• TASK OBJECTIVE:
Find the word "life" in the records and copy every line where it occurs.

[LISTED ENTRIES]

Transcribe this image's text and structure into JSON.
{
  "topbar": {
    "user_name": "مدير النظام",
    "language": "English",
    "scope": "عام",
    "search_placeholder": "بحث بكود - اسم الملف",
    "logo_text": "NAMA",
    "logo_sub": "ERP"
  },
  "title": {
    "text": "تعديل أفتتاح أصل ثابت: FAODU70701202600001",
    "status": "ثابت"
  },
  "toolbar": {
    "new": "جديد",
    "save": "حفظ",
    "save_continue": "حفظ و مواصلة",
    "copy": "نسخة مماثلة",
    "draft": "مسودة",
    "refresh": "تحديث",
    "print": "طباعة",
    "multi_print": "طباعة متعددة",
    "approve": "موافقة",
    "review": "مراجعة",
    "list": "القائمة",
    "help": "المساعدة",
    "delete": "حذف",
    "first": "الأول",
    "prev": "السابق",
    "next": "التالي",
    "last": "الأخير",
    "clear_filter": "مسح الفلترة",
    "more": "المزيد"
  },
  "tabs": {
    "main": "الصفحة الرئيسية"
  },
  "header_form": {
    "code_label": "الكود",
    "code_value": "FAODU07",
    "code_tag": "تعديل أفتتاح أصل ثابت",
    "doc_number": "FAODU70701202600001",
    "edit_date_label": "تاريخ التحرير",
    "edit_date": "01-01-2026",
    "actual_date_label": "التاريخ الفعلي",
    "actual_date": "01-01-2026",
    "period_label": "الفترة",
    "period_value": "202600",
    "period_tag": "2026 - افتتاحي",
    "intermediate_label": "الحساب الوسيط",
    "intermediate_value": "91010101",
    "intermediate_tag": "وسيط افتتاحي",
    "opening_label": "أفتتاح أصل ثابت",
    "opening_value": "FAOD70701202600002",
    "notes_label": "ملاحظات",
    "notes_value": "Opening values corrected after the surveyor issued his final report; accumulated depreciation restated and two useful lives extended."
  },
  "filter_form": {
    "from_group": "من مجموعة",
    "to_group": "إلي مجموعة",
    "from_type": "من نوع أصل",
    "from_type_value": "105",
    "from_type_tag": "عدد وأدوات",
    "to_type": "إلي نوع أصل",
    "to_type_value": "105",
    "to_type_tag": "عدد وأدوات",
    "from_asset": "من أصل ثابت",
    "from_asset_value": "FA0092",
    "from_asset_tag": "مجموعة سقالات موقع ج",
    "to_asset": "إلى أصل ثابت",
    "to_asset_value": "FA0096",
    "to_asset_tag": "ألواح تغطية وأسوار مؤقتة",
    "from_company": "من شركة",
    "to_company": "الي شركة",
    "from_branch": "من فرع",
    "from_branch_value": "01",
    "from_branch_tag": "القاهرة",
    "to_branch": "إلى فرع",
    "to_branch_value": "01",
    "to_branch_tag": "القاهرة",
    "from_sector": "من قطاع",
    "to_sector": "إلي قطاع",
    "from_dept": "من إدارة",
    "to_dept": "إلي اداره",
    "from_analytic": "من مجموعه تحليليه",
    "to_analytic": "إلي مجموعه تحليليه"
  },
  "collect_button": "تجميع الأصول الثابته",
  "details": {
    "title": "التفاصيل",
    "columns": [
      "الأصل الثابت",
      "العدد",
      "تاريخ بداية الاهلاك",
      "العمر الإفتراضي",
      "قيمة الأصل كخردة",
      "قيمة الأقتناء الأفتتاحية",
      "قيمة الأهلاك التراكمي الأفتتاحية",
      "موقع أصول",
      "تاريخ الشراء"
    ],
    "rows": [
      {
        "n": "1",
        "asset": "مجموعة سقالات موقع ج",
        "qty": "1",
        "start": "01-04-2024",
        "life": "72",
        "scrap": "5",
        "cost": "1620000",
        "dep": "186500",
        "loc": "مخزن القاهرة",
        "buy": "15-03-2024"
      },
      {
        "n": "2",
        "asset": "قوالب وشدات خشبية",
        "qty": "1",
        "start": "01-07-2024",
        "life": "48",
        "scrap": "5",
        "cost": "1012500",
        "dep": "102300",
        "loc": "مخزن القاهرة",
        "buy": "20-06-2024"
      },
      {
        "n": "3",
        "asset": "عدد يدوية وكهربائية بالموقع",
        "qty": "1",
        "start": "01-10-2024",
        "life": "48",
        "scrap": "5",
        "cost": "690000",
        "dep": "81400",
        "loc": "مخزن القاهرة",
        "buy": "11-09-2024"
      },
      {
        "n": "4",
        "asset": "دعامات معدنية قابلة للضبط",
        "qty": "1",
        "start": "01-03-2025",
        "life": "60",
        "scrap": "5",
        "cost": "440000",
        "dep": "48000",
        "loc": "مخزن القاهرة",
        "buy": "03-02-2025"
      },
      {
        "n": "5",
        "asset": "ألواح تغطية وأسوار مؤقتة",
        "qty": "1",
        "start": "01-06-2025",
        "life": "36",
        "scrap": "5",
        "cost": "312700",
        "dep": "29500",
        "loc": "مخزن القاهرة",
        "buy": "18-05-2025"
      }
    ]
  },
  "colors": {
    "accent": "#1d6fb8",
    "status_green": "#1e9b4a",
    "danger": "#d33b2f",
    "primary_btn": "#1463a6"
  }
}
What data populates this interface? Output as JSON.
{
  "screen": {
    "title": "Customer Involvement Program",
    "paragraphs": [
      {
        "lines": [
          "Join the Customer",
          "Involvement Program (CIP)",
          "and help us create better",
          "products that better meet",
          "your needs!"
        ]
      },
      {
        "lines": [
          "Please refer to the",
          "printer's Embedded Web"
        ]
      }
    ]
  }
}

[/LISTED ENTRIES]

• EXERCISE OUTPUT:
        "life": "72",
        "life": "48",
        "life": "48",
        "life": "60",
        "life": "36",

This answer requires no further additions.